His retirement years were spent at his residence on Linwood Avenue, Goldsboro, where he continued his law practice, principally related to estates. He was active in Chamber of Commerce endeavors, chairing the committee on conventions and tourism, and was instrumental in promoting the Salvation Army locally. He participated in the local cancer society's drives to fight the disease that eventually claimed his own life. He died in Goldsboro and was buried in Willow Dale Cemetery with full military honors.
Cox was married on 1 Dec. 1909 in Tarboro to Arabel Parker Nash, daughter of Samuel Simpson and Annie Gray Cheshire Nash of Tarboro. The Cox's children included Rear Admiral William Ruffin, Ret., of New Hartford, N.Y.; Arabel Parker (Mrs. Murray Borden, Jr.) of Goldsboro; Colonel Albert Lyman, Jr., U.S.A.F., Ret., of Washington, D.C.; Annie Cheshire (Mrs. William Mayes Lively) of Denver, Colo.; and Frances Augusta (Mrs. Vincent Joseph Mancuso) of Goldsboro. A portrait of Cox painted by Clement Strudwick in 1922 is in the possession of Mrs. Murray Borden, Jr.
Cox papers (possession of Rear Admiral William R. Cox, Hartford, N.Y.).
Encyclopedia of American Biography, vol. 37 (1968).
A. L. Fletcher, History of the 113th Field Artillery, 30th Division (1920 [photograph]).
Goldsboro News-Argus, 16 and 18 Apr. 1965.
D. L. Grant, Alumni History of the University of North Carolina (1924).
A History of the Rotary Club of Raleigh (1955 [photograph]).
Nat. Cyc. Am. Biog., vol. 51 (1969).
North Carolina Manual (1909, 1913).
North Carolina State Archives (Raleigh), for photographs.

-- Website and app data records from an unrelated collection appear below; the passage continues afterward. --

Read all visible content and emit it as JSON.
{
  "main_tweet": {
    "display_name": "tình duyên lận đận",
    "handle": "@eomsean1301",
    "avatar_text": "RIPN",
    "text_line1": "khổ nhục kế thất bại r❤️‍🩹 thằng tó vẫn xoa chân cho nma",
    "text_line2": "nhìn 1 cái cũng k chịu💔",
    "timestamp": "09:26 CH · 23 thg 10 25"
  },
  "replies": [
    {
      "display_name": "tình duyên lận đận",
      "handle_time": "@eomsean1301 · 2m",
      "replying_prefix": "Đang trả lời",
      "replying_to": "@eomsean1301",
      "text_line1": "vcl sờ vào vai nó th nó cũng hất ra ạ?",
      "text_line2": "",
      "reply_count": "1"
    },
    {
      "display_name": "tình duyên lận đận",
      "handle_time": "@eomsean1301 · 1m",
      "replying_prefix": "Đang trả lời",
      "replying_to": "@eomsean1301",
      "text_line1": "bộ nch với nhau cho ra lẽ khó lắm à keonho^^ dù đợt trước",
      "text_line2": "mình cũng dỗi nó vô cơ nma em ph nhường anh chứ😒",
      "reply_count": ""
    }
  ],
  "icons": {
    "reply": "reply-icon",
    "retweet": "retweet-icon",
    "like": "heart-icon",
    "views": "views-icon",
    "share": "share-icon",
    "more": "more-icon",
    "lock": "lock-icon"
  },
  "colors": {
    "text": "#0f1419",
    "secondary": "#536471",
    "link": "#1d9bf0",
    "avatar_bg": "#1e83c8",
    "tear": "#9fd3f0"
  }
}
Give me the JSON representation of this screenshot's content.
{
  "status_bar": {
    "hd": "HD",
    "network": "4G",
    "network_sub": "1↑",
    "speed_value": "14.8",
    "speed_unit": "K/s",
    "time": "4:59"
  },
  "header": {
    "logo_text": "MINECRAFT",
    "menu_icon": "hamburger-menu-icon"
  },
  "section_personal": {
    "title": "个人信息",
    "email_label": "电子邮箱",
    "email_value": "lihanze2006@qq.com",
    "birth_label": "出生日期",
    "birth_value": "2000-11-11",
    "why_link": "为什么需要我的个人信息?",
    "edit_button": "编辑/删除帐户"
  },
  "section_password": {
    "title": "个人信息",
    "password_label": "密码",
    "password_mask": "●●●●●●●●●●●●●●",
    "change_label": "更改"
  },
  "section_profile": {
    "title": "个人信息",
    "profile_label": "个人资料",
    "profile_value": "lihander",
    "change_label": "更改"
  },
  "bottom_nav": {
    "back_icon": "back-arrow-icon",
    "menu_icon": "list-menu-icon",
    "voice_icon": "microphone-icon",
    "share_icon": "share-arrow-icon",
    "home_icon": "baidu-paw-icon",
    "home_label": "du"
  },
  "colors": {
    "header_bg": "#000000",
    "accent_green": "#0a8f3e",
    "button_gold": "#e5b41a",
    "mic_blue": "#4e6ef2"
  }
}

New York Times, 17 Apr. 1965.
William S. Powell, ed., North Carolina Lives (1962).
Raleigh News and Observer, 6 and 11 Mar. 1927, 21 Aug. 1927, 4 and 11 Sept. 1927, 23 Oct. 1927, 18 May 1938, 7 Dec. 1942, 6 Nov. 1949.
Raleigh Times, 13 July 1912.

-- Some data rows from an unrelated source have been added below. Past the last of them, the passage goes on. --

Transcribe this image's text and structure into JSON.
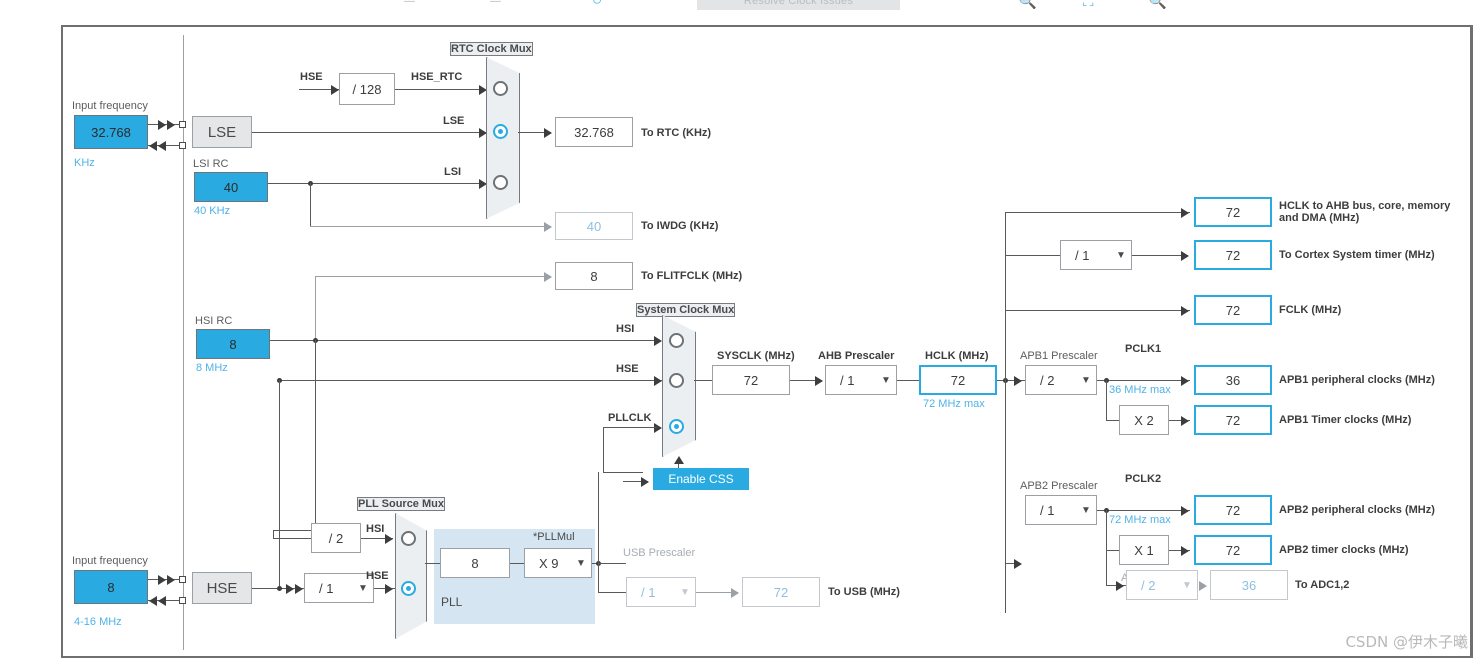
{
  "toolbar": {
    "resolve_label": "Resolve Clock Issues",
    "icons": [
      "minus-icon",
      "minus-icon",
      "circle-refresh-icon",
      "zoom-out-icon",
      "fit-screen-icon",
      "zoom-in-icon"
    ]
  },
  "watermark": "CSDN @伊木子曦",
  "colors": {
    "accent": "#29abe2",
    "wire": "#595959",
    "disabled_text": "#8ebfe0",
    "pll_background": "#d5e5f2",
    "source_box": "#29abe2"
  },
  "lse": {
    "input_frequency_label": "Input frequency",
    "value": "32.768",
    "unit_label": "KHz",
    "osc_label": "LSE"
  },
  "lsi": {
    "title": "LSI RC",
    "value": "40",
    "sub": "40 KHz"
  },
  "hsi": {
    "title": "HSI RC",
    "value": "8",
    "sub": "8 MHz"
  },
  "hse": {
    "input_frequency_label": "Input frequency",
    "value": "8",
    "range_label": "4-16 MHz",
    "osc_label": "HSE"
  },
  "rtc_mux": {
    "title": "RTC Clock Mux",
    "hse_label": "HSE",
    "divider": "/ 128",
    "hse_rtc_label": "HSE_RTC",
    "lse_label": "LSE",
    "lsi_label": "LSI",
    "selected": "LSE"
  },
  "outputs": {
    "to_rtc": {
      "value": "32.768",
      "label": "To RTC (KHz)"
    },
    "to_iwdg": {
      "value": "40",
      "label": "To IWDG (KHz)"
    },
    "to_flitfclk": {
      "value": "8",
      "label": "To FLITFCLK (MHz)"
    },
    "to_usb": {
      "value": "72",
      "label": "To USB (MHz)"
    },
    "to_adc": {
      "value": "36",
      "label": "To ADC1,2"
    },
    "hclk_ahb": {
      "value": "72",
      "label": "HCLK to AHB bus, core, memory and DMA (MHz)"
    },
    "cortex_timer": {
      "value": "72",
      "label": "To Cortex System timer (MHz)"
    },
    "fclk": {
      "value": "72",
      "label": "FCLK (MHz)"
    },
    "apb1_periph": {
      "value": "36",
      "label": "APB1 peripheral clocks (MHz)"
    },
    "apb1_timer": {
      "value": "72",
      "label": "APB1 Timer clocks (MHz)"
    },
    "apb2_periph": {
      "value": "72",
      "label": "APB2 peripheral clocks (MHz)"
    },
    "apb2_timer": {
      "value": "72",
      "label": "APB2 timer clocks (MHz)"
    }
  },
  "system_clock_mux": {
    "title": "System Clock Mux",
    "hsi_label": "HSI",
    "hse_label": "HSE",
    "pllclk_label": "PLLCLK",
    "selected": "PLLCLK"
  },
  "css": {
    "label": "Enable CSS"
  },
  "sysclk": {
    "title": "SYSCLK (MHz)",
    "value": "72"
  },
  "ahb_prescaler": {
    "title": "AHB Prescaler",
    "value": "/ 1"
  },
  "hclk": {
    "title": "HCLK (MHz)",
    "value": "72",
    "max": "72 MHz max"
  },
  "cortex_prescaler": {
    "value": "/ 1"
  },
  "apb1": {
    "title": "APB1 Prescaler",
    "value": "/ 2",
    "pclk_label": "PCLK1",
    "max": "36 MHz max",
    "timer_mul": "X 2"
  },
  "apb2": {
    "title": "APB2 Prescaler",
    "value": "/ 1",
    "pclk_label": "PCLK2",
    "max": "72 MHz max",
    "timer_mul": "X 1"
  },
  "adc_prescaler": {
    "title": "ADC Prescaler",
    "value": "/ 2"
  },
  "pll_source_mux": {
    "title": "PLL Source Mux",
    "hsi_divider": "/ 2",
    "hsi_label": "HSI",
    "hse_divider": "/ 1",
    "hse_label": "HSE",
    "selected": "HSE"
  },
  "pll": {
    "group_label": "PLL",
    "input_value": "8",
    "mul_label": "*PLLMul",
    "mul_value": "X 9"
  },
  "usb_prescaler": {
    "title": "USB Prescaler",
    "value": "/ 1"
  }
}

State 1 (22 July 1933 [photograph]), 15 (16 Aug. 1947).
University of North Carolina Alumni Review, October 1921 (photograph).
Elizabeth C. Waugh, North Carolina's Capital, Raleigh (1967).

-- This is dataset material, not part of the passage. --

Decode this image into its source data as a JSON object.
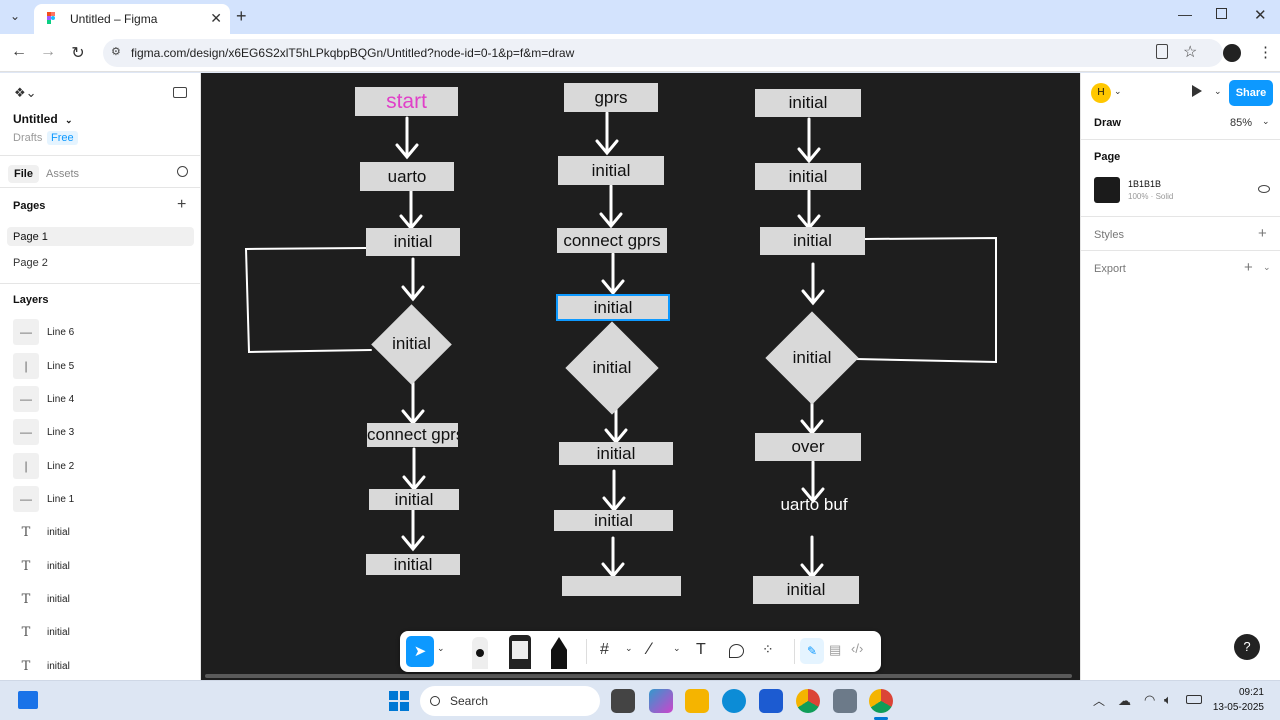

Who's Who in America, 1964–65.
Who's Who in the South, 1927.
Who Was Who in America, vol. 4 (1968).
"Confederation News and Notes." U.S.C.V. Bulletin 1, no. 1 (January 1910). 38. http://books.google.com/books?id=GzkwAQAAMAAJ&pg=PA38#v=onepage&q&f=false (accessed December 5, 2013).
Cox, Albert L. "President Cox to the Alumni, Class of 1904." The Alumni Review [University of North Carolina] 10, no. 1 (October 1921). 11. http://archive.org/stream/alumnireviewseri1001chap#page/10/mode/2up (accessed December 5, 2013).
"Col. Albert Cox, Class of 1904." Photograph. The Alumni Review [University of North Carolina] 10, no. 1 (October 1921). 11. http://archive.org/stream/alumnireviewseri1001chap#page/10/mode/2up (accessed December 5, 2013).
Harris & Ewing. "PRESIDENT ROOSEVELT REVIEWS ARMY DAY PARADE. WASHINGTON, D.C. APRIL 6. PRESIDENT ROOSEVELT LED THE NATION TODAY IN OBSERVING ARMY DAY AS HE REVIEWED A COLORFUL PARADE COMPRISED OF VIRTUALLY EVERY ARM OF THE SERVICE. RUMBLING OF THE GIANT TANKS REVIVED MEMORIES OF AMERICA'S ENTRY INTO THE WORLD WAR TWENTY-ONE YEARS AGO TODAY. IN THE STAND CAN BE SEEN, L TO R: BRIG. GEN. WILLIAM F. BRYDEN, GRAND MARSHAL OF THE PARADE; PRESIDENT ROOSEVELT; BRIG. GEN. ALBERT COX OF THE D.C. NATIONAL GUARD; AND ASSISTANT SECRETARY OF WAR LOUIS JOHNSON". Photograph. April 6, 1938. Prints and Photographs Division, Library of Congress. http://www.loc.gov/pictures/item/hec2013015717/ (accessed December 5, 2013).
1 January 1979 | Reid, Elizabeth Davis